A La Ronde
Telephone: 01392 265514
This unusual National Trust property is 16 sided, dates from the 1790s and has a unique indoor upstairs grotto.
Supposedly inspired by the basilica San Vitale in Rome the A La Ronde is a hexakaidecagonal building. More likely is that the inspiration came from the tower in Raphael's "The Marriage of the Virgin" painting. A La Ronde was created by two sisters, Mary and Jane Parminter and their family occupied the premises for two centuries. The sisters had been on a Grand Tour of Europe and much of their inspiration was likely gained from this experience. The architect who designed A la Ronde is generally thought to be John Lowder (1781 - 1829), a young aspiring architect operating around Bath and a relative of the owners.
Picture - Parminter family arms
In 1935 the building was first opened to the public by the descendants of Mary and Jane Parminter. In the two centuries of occupation the building has acquired not only decoration and features but also contents reflecting the unusual tastes of the creators and subsequent decedents. Much of this can still be seen today, including the collection of 25,000 shells.
Picture - shell fireplace
A gradual process of conservation and restoration has resulted in substantial improvements to the quality of the contents and building over the years. Examples of the Parminter's decorative craftsmanship using feathers, paper, moss, seaweed and glass are readily apparent. Late Victorian alterations to the building included the addition of nine dormer windows in the formerly thatched roof, thereafter replaced with tiles. In addition six rectangular windows were added at ground floor level. This and other modernisations were carried out by Rev. Oswald Reichel, the only male owner of the house ever.
Picture - the grotto shell gallery
The building is four storeys high and the grotto or shell gallery is located in the top storey where there is also an outside viewing walkway. The central octagon or core of the house looks up to the grotto which is styled around a circular walkway inside the roof with windows looking out. The windows give a superb view across the Exe estuary. The decoration of the octagon reflects an under sea cave with the shell galleries above.
Picture - the George III crown above the entrance to the Shell Gallery painted by the Parminters
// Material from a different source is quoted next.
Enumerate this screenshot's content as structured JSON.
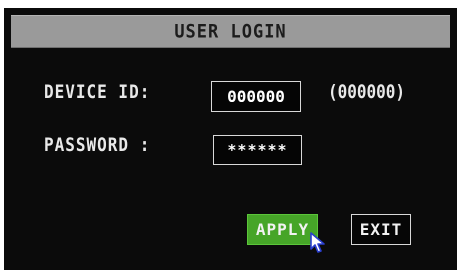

The reason for the main shell gallery being indoors was that the ladies preferred an easily accessible grotto rather than one in the farthest corner of the grounds. In addition secondary Gothic grottoes are located in alcoves on the stairway up. Despite centuries of wear and tear the grotto decoration and displays are in extraordinary good condition although repairs are on-going. Visitors are not generally permitted to the shell galleries but these can be viewed downstairs using imaging on a screen.
Picture - windows with a view of the Exe
The National Trust took over the house and 4 hectares of land in 1991.
Email: firstname.lastname@example.org (click here to send an email)
Website: Click Here
Directions: Two miles north of Exmouth on the A376 road.
GREAT BRITISH GROTTO GRADING
Click to go to Grotto.Directory home page
Open set times only
Access by Road, Access on Foot, Disabled Access, Entry Fee, Grottoes - more than one, Restaurant/Food, Toilets
Inland Water, National Trust Property, Rural
England - Southern
THE FEATURES PRESENT
+Cared for and maintained in good condition, +Crystals and/or minerals, either natural or simulated, +External rock structures, either real or simulated, +Fossils and/or shells incorporated into the decor, +Stunning setting and location, +Viewing points from within to an intriguing landscape outside, GRADED SIX